The murals were installed as part of the “Section” arts project, one of multiple arts programs created by the New Deal in the 1930s. However, this particular program was tasked with democratizing art and making it publicly accessible. Commissions for post office murals and sculptures were typically awarded through anonymous competition. And artists who received these commissions were directed to consult with local communities about the subject matter. As a Section administrator instructed an artist working on a Kansas mural: “give the public what they want.”

Find more Kansas Stories at the Humanities Kansas blog

The public mural program in Kansas is the focus of a new documentary film “A New Deal for Public Art in the Free State”, produced by the Birger Sandzén Memorial Gallery in Lindsborg and Clio’s Scroll Productions LLC, a production company comprised of historian Kara Heitz and filmmaker Graham Carroll. The film is supported by an HK Humanities for All Grant.

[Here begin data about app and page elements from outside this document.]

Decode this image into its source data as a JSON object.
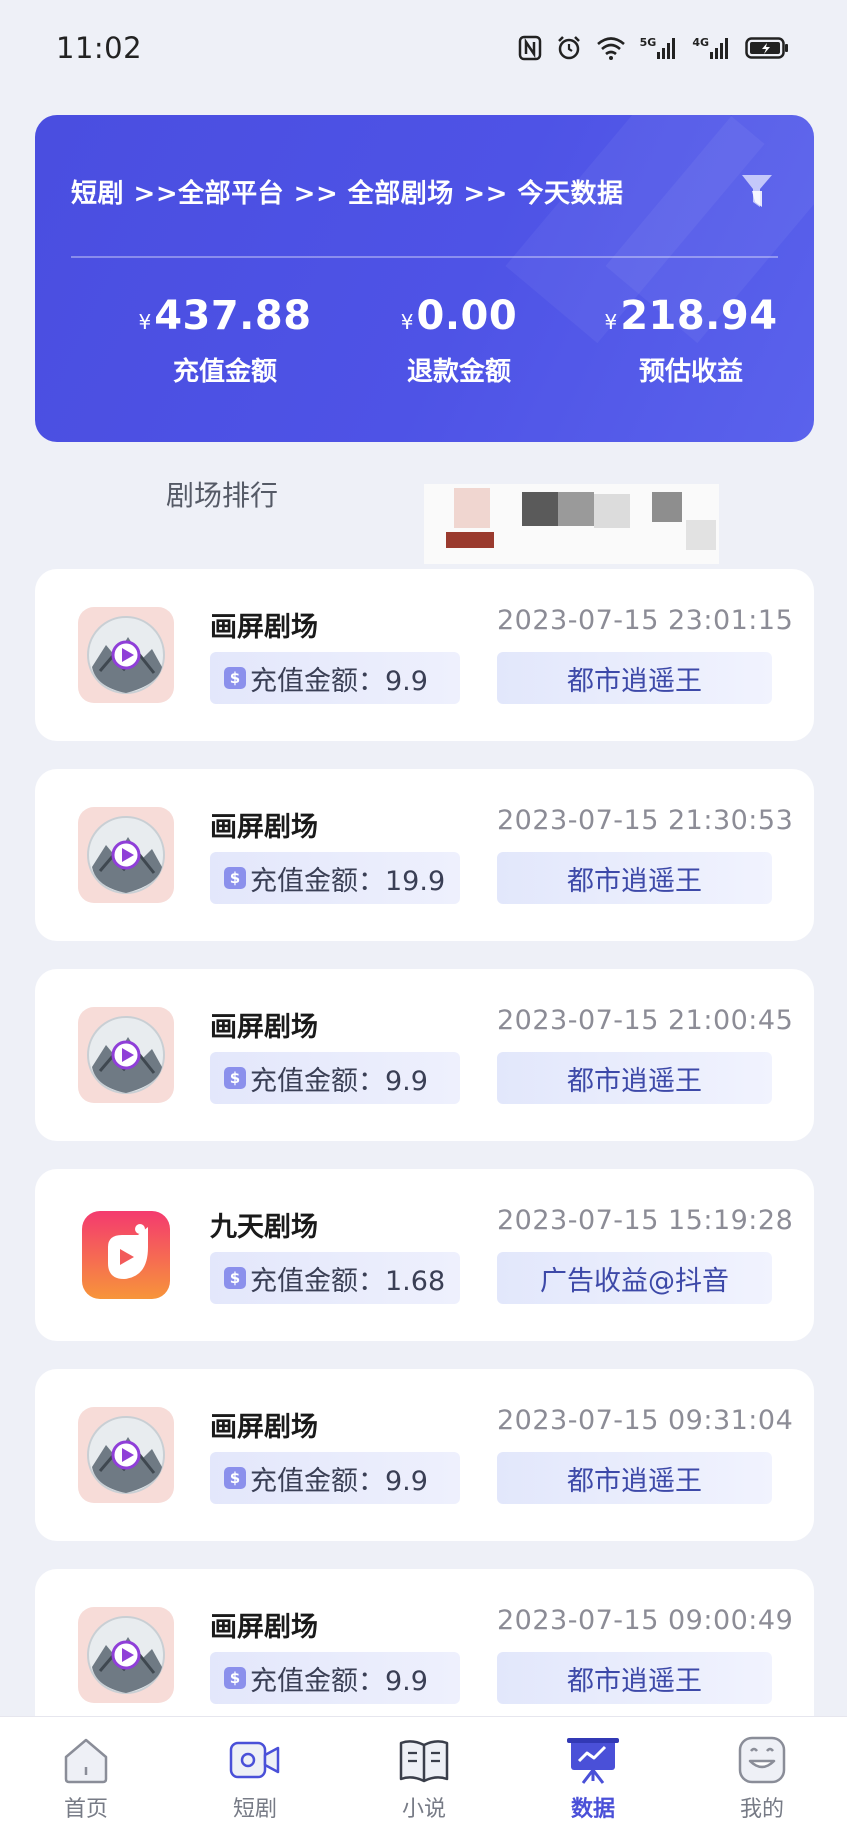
{
  "status_bar": {
    "time": "11:02",
    "signal_1": "5G",
    "signal_2": "4G"
  },
  "summary": {
    "breadcrumb": "短剧 >>全部平台 >> 全部剧场 >> 今天数据",
    "currency_symbol": "¥",
    "stats": [
      {
        "value": "437.88",
        "label": "充值金额"
      },
      {
        "value": "0.00",
        "label": "退款金额"
      },
      {
        "value": "218.94",
        "label": "预估收益"
      }
    ]
  },
  "ranking": {
    "title": "剧场排行"
  },
  "records": [
    {
      "theatre": "画屏剧场",
      "amount": "充值金额：9.9",
      "time": "2023-07-15 23:01:15",
      "tag": "都市逍遥王",
      "thumb": "landscape-play-icon"
    },
    {
      "theatre": "画屏剧场",
      "amount": "充值金额：19.9",
      "time": "2023-07-15 21:30:53",
      "tag": "都市逍遥王",
      "thumb": "landscape-play-icon"
    },
    {
      "theatre": "画屏剧场",
      "amount": "充值金额：9.9",
      "time": "2023-07-15 21:00:45",
      "tag": "都市逍遥王",
      "thumb": "landscape-play-icon"
    },
    {
      "theatre": "九天剧场",
      "amount": "充值金额：1.68",
      "time": "2023-07-15 15:19:28",
      "tag": "广告收益@抖音",
      "thumb": "jiutian-app-icon"
    },
    {
      "theatre": "画屏剧场",
      "amount": "充值金额：9.9",
      "time": "2023-07-15 09:31:04",
      "tag": "都市逍遥王",
      "thumb": "landscape-play-icon"
    },
    {
      "theatre": "画屏剧场",
      "amount": "充值金额：9.9",
      "time": "2023-07-15 09:00:49",
      "tag": "都市逍遥王",
      "thumb": "landscape-play-icon"
    }
  ],
  "nav": [
    {
      "label": "首页",
      "icon": "home-icon",
      "active": false
    },
    {
      "label": "短剧",
      "icon": "video-camera-icon",
      "active": false
    },
    {
      "label": "小说",
      "icon": "book-icon",
      "active": false
    },
    {
      "label": "数据",
      "icon": "chart-board-icon",
      "active": true
    },
    {
      "label": "我的",
      "icon": "smile-face-icon",
      "active": false
    }
  ],
  "colors": {
    "accent": "#4a50d8",
    "card_bg": "#4e53e6",
    "page_bg": "#eef0f7",
    "tag_text": "#3d49a8"
  }
}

For the past year, Heitz and Carroll have been traveling across Kansas, filming post office murals, talking to individuals in these communities, digging around local historical societies and libraries, and interviewing historians and art experts in Kansas. According to the filmmakers, the resulting documentary explores “Kansas history and identity during the Great Depression and the New Deal.”

Humanities Kansas
Humanities Kansas is an independent nonprofit established in 1972. Humanities Kansas has pioneered programming, grants, and partnerships that share stories to spark conversations — drawing people together and generating new ideas. These stories and ideas inspire each of us in Kansas to play a part in strengthening our communities and our democracy.
Learn more about Humanities Kansas.

The filmmakers learned that sometimes the mural process went off without a hitch. The people of Olathe widely praised their mural “The Mail Must Go Through” by Kansas-born artist Albert T. Reid. The painting portrays a stagecoach and horses determinedly pushing through a snowy Kansas landscape. Citizens of Olathe imagined it could be headed toward their own Mahaffie stagecoach stop along the Santa Fe Trail.

Of course, interactions between artists, the federal government, and local communities did not always run smoothly. After a long and protracted battle, Salina residents rejected a series of eight panels they felt included “grotesque” representations of life in central Kansas. It also didn’t help that the commissioned artists were from New York City.


Citation

“A New Deal for Public Art in the Free State.” A New Deal for Public Art in the Free State - Kansas Story - Humanities Kansas, 3 June 2019, www.humanitieskansas.org/get-involved/kansas-stories/places/a-new-deal-for-public-art-in-the-free-state.

Posted by: AT 07:06 am   |  Permalink   |  Email
 

Content on WindingRiver.com may be protected by Winding River Communications or the contributing author or institution.

WindingRiver.com   |   PO Box 119   |   Smithville, MO 64089
Phone: 816-898-7485  |  info@windingriver.com

 WindingRiver.com is published by as a resource for museums, historic sites, nature centers, libraries, public archives and related organizations to publicize their work in preserving and promoting local history and natural resources. All listings are free. Visit www.windingriver.com/editorial_submission to list your activities.